In 2014, the House Judiciary Committee approved a bill that would have addressed a number of the problems believed to be fueling the asylum surge, including strengthening the credible fear approval standards and addressing fraud problems.10 These reforms are constructive, but approval by both chambers of Congress seems unlikely in the near future.
The executive branch need not wait for Congress if it wants to stem this tide of new illegal arrivals planning to take advantage of the current asylum policies. The easiest way to discourage this behavior without turning away qualified asylum seekers would be to turn them back at the border and direct them to submit their applications at our consulates in Mexico, and have them wait in Mexico to see if they are ultimately approved, as was the typical process prior to the 1996 immigration reforms. In addition, efforts to disrupt and dismantle the criminal smuggling organizations must be stepped up as well as efforts to interdict smuggled groups before they reach the border. Further, applicants who have passed through or even been living in safe third countries prior to their arrival at the U.S. border should be returned to those countries to make their asylum claim, in accordance with international agreements.
1 "Asylum Fraud: Abusing America's Compassion?", House of Representatives Judiciary Committee Hearing, February 11, 2014.
2 "If the officer determines at the time of the interview that an alien has a credible fear of persecution ... the alien shall be detained for further consideration of the application for asylum." (Emphasis added.)
3 "Parole of Aliens Found to Have a Credible Fear of Persecution or Torture", Immigration and Customs Enforcement Memorandum, December 8, 2009.
4 See Mark Metcalf, "Built to Fail", Center for Immigration Studies, May 2011.
5 Dan Cadman, "Asylum in the United States", Center for Immigration Studies, March 2014.
6 Unless otherwise noted, the statistics in this report come from the USCIS Asylum Division's quarterly "Credible Fear Workload Report Summary". Complete reports for fiscal years 2014 and 2016 could not be located on the USCIS website, so final year estimates for those years are based on the monthly averages reported in the latest report available that fiscal year. Since the number of applications was growing steadily in each of those years, these estimates are likely to be lower than the actual year-end totals.
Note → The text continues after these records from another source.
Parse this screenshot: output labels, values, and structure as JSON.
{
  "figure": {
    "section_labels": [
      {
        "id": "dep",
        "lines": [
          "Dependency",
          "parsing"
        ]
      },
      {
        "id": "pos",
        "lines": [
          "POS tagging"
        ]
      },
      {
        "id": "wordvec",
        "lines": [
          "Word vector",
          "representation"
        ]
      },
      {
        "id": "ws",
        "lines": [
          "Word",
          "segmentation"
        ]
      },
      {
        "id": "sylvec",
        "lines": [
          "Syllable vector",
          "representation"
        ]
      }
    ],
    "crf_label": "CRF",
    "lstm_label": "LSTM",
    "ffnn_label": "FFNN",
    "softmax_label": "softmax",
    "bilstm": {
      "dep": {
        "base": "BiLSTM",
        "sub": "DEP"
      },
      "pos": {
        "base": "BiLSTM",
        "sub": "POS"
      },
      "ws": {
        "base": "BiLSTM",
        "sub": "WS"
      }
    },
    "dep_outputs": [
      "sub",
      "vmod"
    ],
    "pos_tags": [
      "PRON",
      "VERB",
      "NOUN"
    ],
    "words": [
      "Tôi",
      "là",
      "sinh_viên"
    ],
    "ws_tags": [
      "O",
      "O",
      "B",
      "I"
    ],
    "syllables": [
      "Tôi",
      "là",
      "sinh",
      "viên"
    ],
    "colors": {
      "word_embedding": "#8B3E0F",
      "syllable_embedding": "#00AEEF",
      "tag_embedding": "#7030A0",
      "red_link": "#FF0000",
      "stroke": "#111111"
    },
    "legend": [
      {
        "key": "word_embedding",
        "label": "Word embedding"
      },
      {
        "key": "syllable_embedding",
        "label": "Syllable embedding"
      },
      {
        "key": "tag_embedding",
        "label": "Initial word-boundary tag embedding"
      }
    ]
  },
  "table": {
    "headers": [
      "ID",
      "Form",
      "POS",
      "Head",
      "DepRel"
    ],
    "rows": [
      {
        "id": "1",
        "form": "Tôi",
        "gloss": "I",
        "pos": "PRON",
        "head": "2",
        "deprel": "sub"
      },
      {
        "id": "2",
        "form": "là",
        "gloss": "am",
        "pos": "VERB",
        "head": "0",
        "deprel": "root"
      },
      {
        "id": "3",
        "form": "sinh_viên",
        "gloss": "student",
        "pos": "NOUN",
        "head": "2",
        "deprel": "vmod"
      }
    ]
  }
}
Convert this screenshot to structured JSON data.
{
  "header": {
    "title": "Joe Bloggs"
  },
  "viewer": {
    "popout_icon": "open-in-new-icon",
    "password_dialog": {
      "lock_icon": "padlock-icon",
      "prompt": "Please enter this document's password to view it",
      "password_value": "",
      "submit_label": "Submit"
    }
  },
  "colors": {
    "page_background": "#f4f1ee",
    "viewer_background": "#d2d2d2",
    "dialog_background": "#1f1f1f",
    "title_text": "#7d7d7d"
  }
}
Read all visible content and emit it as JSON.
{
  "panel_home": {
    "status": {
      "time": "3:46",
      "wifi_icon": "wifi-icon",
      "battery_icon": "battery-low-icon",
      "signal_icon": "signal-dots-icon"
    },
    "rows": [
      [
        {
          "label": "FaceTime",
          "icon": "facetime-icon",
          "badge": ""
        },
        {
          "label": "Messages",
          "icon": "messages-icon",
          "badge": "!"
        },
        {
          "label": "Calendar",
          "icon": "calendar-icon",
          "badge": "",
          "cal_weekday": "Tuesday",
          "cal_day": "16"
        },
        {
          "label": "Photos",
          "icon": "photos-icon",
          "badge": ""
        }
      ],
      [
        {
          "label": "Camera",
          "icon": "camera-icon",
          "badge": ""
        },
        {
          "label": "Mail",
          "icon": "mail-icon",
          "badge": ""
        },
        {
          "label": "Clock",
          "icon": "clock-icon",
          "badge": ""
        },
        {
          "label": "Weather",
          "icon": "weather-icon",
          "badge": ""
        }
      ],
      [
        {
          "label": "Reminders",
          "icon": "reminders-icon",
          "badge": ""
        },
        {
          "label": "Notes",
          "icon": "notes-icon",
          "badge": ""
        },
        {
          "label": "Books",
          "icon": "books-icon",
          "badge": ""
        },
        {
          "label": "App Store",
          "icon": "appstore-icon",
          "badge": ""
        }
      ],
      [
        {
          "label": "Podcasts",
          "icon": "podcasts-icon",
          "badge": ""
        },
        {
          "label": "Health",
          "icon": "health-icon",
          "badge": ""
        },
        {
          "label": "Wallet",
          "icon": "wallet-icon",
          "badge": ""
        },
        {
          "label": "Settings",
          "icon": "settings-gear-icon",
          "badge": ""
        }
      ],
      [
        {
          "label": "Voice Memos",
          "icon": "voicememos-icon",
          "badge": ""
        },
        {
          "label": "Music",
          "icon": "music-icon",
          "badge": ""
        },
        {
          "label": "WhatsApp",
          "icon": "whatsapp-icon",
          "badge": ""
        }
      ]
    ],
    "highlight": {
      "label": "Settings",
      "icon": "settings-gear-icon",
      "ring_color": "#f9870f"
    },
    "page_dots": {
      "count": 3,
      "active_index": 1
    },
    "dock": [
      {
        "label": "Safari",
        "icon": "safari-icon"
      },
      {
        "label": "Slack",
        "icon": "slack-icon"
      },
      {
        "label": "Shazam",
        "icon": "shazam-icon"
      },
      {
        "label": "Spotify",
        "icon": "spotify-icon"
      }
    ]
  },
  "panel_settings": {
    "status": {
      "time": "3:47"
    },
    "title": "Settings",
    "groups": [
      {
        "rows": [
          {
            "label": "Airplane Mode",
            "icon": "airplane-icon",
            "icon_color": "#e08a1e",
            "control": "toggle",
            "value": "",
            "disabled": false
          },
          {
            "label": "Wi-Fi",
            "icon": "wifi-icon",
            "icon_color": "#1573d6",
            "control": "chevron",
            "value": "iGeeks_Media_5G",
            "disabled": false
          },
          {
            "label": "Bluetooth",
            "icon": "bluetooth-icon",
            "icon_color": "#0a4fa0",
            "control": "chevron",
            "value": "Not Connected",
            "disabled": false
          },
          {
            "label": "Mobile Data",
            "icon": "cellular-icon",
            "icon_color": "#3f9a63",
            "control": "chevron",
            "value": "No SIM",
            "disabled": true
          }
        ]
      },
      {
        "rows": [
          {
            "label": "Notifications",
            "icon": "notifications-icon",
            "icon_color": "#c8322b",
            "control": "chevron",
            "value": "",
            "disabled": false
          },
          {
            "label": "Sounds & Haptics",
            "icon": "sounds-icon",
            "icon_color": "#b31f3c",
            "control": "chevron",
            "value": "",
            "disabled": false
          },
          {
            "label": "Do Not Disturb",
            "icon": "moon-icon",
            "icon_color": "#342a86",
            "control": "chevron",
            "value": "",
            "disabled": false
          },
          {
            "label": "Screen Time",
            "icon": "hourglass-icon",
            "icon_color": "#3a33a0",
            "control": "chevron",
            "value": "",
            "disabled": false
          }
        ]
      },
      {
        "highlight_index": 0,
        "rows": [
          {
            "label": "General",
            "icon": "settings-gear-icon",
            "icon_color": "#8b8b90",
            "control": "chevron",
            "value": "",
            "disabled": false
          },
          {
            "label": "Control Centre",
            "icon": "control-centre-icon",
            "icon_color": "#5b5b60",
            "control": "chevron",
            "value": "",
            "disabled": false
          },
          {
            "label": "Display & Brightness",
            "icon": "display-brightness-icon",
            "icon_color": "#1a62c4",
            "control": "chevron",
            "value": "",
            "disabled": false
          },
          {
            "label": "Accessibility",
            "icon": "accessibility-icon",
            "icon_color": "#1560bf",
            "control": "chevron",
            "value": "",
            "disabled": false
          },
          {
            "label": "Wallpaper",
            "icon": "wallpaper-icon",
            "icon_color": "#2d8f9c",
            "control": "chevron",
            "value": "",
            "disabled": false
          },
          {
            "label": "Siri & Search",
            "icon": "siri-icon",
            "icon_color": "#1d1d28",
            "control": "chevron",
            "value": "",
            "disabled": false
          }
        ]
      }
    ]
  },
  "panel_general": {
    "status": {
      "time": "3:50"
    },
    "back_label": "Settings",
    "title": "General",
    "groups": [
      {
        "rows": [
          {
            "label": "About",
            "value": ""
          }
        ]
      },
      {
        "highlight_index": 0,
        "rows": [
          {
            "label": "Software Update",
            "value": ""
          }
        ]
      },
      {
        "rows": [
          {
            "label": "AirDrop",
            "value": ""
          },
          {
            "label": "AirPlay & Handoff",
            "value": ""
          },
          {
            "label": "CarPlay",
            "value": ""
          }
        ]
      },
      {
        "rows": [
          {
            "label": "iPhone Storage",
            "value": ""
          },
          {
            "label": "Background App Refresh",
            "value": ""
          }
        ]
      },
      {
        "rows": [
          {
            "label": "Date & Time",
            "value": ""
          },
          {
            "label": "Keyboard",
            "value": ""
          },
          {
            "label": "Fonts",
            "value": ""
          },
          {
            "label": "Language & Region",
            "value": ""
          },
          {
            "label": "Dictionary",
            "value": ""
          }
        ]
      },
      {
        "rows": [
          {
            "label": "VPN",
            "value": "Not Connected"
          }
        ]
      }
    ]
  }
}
7 Daniel Gonzalez, "Immigrants from India surge across Arizona border", Arizona Republic, September 8, 2013.
8 Stephen Dinan, "Mexican officials quietly helping thousands of Haitian illegal immigrants reach U.S.", Washington Times, October 10, 2016.
9 Antonio Heras, "Piden asilo en EU más de 11 mil migrantes", La Journada, October 12, 2016.
10 "Asylum Reform and Border Protection Act of 2014".